Townsend Tractors Timeline
Roy C. Townsend worked for Fairbanks Morse & Co. before he
went off on his own in 1914. His first tractors were called Bower
City tractors, and appear to be identical to Townsend tractors. Bower City
tractors were manufactured starting in 1915 in 10-20 and 12-25
sizes. A later advertisement for Townsend tractors indicates
five different sizes were manufactured, 10-20, 15-30, 20-40, 25-50
and 30-60, all 2-cylinder gas engines ranging from 6-1/2-by-7-inch
to 9-1/2-by-12-inch bore and stroke. They weighed from 4,500 to
12,000 pounds. In 1924 a 12-20 weighing 4,000 pounds was
introduced. This one no longer had the steamer look, but modern
Fairbanks, Morse & Co. distributed Townsend tractors, but
called them “Fairmore” tractors according to The Ancestors and
Descendants of Hosea Townsend of Magnolia, Wisconsin. The book
continues, saying, “This company, like many others, had made a
large percentage of its sales on time-payment contracts which had
seemed reasonable during the ‘boom’ times. Unfortunately, during
the depression that followed, only a small percentage of the paper
the company had taken at the time of the sales was honored, causing
a heavy loss in the company’s capital structure.” In 1931, the
Great Depression forced the sale of the company to the LaCrosse
Boiler Co. of LaCrosse, Wis., where 12-25, 20-40 and 30-60 HP sizes
were made.
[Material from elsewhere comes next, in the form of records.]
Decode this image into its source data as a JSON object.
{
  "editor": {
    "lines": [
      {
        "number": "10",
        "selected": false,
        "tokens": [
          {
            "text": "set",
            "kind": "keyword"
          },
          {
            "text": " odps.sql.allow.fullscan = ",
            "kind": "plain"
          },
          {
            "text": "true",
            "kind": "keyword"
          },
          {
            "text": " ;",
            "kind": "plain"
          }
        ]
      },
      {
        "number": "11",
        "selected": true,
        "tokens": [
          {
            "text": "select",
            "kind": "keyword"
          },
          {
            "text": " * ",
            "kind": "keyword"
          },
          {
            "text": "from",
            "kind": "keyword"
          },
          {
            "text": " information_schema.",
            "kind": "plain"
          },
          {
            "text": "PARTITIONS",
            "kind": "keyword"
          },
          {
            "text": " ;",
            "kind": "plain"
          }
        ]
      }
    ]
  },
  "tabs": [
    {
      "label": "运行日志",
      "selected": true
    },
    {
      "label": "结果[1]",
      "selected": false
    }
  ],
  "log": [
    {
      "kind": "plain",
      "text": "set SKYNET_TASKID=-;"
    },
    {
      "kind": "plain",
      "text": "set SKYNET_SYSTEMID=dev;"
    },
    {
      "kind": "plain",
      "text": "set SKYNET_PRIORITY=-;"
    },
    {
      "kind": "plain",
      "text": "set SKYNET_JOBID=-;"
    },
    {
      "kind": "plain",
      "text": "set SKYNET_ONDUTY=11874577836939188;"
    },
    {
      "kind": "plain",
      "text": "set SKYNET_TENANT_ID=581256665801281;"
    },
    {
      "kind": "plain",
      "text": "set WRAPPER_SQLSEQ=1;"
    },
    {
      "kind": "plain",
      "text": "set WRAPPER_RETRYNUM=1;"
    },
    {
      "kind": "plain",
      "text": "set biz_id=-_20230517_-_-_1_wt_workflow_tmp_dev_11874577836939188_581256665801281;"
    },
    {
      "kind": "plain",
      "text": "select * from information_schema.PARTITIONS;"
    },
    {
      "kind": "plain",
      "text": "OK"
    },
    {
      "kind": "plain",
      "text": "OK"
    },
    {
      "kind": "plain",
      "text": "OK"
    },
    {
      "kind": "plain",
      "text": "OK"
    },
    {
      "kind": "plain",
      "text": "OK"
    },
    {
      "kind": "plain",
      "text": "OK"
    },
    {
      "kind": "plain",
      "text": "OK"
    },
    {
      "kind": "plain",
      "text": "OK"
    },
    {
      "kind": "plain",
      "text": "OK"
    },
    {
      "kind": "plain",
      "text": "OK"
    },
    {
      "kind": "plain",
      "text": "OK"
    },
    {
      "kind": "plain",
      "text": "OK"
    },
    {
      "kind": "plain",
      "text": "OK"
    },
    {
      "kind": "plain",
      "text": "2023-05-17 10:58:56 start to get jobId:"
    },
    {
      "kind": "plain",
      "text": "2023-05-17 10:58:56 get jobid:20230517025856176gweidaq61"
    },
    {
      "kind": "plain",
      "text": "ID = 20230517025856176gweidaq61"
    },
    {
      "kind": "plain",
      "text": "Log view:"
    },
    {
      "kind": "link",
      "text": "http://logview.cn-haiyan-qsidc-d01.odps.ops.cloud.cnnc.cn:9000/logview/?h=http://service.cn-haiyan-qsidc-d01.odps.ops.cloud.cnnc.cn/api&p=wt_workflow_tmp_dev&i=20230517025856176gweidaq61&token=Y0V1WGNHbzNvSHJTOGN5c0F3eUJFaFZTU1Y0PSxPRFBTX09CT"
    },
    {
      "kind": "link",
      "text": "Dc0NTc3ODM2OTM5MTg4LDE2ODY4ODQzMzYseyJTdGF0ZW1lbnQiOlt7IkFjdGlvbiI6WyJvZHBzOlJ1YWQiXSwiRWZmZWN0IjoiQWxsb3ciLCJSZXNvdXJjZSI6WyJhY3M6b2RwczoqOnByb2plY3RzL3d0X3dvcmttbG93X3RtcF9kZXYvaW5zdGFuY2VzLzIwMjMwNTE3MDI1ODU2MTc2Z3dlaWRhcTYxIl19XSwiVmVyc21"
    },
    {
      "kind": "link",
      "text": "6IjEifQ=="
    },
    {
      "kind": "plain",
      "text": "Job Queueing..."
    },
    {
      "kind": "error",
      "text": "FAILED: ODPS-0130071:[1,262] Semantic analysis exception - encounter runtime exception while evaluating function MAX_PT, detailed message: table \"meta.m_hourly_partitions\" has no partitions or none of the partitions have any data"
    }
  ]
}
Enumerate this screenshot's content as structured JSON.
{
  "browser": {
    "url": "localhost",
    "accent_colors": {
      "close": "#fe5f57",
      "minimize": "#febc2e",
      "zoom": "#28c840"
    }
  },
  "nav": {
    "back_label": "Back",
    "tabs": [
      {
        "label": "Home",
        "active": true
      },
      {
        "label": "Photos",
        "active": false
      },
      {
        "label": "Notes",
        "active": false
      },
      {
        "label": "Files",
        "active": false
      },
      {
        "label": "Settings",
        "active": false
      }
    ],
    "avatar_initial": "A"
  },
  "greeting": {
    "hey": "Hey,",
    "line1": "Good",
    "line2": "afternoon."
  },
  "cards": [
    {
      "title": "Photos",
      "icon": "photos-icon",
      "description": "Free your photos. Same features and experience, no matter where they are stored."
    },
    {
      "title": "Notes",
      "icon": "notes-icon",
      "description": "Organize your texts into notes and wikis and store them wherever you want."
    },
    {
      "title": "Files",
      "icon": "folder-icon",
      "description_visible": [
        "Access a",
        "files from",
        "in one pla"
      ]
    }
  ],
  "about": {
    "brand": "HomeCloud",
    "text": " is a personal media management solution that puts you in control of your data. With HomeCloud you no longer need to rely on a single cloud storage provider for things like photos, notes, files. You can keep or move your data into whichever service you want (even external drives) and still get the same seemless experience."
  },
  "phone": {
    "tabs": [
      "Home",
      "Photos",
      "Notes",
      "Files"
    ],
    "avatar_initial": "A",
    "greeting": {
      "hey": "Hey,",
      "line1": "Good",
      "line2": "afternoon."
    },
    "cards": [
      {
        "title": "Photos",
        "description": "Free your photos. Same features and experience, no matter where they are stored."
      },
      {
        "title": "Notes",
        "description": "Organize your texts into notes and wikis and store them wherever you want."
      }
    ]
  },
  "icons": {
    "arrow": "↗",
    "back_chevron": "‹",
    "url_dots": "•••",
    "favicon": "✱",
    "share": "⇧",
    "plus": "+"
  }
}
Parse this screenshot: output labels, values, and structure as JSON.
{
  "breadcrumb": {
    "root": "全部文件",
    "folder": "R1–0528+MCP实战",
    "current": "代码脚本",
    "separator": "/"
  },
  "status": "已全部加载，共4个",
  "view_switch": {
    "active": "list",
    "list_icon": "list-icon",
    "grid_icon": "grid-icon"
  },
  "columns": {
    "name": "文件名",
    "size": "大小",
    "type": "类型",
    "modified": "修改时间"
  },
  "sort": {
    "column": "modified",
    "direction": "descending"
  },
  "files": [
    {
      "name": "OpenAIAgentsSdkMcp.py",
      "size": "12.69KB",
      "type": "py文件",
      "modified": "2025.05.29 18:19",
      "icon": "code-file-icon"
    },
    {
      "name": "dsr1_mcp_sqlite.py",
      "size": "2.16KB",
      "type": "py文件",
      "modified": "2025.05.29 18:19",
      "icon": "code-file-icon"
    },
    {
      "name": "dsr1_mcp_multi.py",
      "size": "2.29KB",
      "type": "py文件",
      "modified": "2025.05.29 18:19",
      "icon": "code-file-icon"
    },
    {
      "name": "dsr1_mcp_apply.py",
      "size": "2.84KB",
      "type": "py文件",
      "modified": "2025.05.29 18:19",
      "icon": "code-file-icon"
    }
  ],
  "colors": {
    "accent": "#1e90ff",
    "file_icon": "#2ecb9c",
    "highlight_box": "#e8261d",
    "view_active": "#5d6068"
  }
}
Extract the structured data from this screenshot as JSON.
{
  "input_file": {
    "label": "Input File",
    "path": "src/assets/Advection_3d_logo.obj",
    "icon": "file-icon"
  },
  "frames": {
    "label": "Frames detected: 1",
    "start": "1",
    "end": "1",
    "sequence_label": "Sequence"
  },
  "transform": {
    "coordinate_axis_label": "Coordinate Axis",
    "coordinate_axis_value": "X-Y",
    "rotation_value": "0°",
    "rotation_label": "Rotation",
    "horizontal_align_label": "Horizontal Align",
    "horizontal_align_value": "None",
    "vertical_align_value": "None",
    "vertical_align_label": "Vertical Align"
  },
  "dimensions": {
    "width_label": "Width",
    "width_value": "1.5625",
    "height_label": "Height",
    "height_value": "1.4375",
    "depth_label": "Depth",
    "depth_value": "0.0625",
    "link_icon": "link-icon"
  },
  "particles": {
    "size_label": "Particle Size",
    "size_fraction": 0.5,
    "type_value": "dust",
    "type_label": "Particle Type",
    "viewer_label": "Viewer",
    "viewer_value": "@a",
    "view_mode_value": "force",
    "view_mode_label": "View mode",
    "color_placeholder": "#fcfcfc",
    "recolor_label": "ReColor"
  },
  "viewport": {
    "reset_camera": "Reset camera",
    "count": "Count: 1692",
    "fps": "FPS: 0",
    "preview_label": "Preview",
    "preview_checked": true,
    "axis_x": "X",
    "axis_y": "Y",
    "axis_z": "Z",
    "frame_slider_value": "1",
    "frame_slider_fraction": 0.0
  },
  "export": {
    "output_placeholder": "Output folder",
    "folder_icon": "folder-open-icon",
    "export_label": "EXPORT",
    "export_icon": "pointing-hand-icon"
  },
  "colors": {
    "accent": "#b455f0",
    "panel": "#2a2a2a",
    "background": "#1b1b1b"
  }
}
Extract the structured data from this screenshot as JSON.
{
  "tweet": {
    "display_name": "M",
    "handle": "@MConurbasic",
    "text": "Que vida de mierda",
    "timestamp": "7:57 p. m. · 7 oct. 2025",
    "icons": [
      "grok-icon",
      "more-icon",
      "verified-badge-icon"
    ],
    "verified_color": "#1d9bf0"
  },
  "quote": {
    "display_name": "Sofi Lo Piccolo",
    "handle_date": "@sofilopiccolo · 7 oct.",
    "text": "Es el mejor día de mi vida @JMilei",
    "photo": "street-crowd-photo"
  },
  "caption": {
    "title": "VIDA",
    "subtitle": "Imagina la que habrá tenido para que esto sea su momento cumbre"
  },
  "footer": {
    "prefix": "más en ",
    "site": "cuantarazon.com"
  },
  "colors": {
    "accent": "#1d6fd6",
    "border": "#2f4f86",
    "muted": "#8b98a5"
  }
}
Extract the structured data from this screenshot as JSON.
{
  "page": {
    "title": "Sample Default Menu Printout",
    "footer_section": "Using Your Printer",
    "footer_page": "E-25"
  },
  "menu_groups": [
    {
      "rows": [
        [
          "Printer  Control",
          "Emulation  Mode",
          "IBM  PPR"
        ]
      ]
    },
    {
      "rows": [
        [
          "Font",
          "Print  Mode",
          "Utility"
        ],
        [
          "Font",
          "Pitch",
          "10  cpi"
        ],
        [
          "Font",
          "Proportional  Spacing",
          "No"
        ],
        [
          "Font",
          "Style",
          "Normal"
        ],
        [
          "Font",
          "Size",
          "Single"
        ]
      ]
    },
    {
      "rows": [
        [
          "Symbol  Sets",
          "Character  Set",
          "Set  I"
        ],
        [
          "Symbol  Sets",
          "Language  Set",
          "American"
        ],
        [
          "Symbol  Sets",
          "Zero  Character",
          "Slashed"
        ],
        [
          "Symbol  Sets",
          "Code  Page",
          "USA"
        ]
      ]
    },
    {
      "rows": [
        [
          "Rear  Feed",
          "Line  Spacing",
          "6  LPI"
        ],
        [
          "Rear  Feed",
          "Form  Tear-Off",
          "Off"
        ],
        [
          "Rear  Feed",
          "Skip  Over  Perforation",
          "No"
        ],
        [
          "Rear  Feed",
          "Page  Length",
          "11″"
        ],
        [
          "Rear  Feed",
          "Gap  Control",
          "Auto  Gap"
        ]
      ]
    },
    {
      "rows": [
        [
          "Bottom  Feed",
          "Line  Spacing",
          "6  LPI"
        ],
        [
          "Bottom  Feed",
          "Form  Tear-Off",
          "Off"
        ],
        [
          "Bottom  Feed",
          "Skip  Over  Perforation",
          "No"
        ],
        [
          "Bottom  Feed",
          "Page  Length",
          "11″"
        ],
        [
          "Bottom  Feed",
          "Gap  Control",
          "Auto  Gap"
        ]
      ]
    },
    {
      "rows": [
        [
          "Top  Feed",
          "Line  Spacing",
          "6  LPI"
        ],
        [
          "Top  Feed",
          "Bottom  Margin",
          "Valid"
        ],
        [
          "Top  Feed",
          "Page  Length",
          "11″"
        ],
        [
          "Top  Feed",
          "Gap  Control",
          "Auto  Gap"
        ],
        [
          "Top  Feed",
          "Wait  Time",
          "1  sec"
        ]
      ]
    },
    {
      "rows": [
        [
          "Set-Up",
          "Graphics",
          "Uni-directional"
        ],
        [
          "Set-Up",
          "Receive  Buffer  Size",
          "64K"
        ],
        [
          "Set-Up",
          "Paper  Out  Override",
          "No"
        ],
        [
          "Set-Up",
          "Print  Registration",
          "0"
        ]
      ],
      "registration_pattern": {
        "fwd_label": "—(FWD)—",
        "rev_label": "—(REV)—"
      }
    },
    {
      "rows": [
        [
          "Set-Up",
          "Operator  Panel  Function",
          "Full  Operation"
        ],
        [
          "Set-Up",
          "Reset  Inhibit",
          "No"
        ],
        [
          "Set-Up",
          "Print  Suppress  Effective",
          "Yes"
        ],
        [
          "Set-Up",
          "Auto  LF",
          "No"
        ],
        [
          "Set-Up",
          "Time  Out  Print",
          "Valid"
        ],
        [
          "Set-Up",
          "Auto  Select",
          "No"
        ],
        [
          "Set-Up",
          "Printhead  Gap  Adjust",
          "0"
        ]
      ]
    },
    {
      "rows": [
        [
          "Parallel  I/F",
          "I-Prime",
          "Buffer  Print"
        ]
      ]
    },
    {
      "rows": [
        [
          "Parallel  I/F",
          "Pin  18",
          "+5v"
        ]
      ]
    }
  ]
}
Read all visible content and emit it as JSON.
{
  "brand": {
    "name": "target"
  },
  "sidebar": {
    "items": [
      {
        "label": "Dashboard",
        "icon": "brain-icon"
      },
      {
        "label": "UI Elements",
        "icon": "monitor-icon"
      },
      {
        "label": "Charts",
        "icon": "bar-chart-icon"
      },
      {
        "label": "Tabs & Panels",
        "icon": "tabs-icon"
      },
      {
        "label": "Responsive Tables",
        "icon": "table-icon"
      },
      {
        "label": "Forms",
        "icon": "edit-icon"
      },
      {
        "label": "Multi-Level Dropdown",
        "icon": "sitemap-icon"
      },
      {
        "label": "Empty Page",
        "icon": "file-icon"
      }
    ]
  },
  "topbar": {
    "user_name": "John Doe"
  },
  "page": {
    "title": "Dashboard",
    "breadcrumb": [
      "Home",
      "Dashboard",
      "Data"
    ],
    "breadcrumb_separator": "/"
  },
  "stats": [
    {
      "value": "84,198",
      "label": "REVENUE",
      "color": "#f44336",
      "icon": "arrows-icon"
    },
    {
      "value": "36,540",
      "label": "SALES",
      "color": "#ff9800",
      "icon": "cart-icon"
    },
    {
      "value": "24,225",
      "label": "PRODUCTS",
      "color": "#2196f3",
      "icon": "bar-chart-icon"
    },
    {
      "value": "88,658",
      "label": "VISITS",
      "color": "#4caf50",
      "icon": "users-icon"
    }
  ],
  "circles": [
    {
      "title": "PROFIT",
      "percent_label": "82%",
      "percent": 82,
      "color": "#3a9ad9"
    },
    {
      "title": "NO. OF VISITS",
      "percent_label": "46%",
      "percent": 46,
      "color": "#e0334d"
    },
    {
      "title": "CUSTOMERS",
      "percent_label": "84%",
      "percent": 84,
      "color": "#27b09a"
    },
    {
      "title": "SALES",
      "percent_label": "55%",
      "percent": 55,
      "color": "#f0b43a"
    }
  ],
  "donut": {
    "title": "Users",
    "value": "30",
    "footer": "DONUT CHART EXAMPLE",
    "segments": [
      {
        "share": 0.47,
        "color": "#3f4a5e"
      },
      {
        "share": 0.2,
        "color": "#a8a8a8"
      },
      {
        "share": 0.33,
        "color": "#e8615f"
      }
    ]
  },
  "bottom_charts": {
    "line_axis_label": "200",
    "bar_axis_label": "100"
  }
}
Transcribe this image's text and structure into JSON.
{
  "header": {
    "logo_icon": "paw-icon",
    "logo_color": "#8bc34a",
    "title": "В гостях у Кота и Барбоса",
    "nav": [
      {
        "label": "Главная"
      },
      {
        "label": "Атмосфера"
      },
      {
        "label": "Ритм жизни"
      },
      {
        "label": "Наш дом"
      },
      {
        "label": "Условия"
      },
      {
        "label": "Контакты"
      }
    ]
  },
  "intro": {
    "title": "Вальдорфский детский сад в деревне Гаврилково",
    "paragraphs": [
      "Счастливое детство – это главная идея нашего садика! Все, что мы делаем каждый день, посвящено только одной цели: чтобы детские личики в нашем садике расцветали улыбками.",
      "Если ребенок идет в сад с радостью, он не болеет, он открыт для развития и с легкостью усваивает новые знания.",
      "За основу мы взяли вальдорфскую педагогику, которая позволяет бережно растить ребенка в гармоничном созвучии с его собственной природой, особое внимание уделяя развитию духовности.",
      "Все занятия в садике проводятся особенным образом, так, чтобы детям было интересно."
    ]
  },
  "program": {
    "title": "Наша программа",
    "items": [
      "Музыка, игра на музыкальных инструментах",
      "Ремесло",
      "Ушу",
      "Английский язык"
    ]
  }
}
This arrangement lasted perhaps a year before no more
Townsend oil tractors were ever made.
Lewis Kosseth Brown: Building for the Future
Read about an early Washington settler puts down deep roots of innovative genius.
Identification of Advance-Rumely Engine Needed
Owner of an Advance-Rumely steam traction engine in the Netherlands needs help with learning its history.
Maynard’s Last Old Steam Engine Ride
Honoring Maynard Westgaard with a final ride on an old steam engine, his restored Case steam tractor.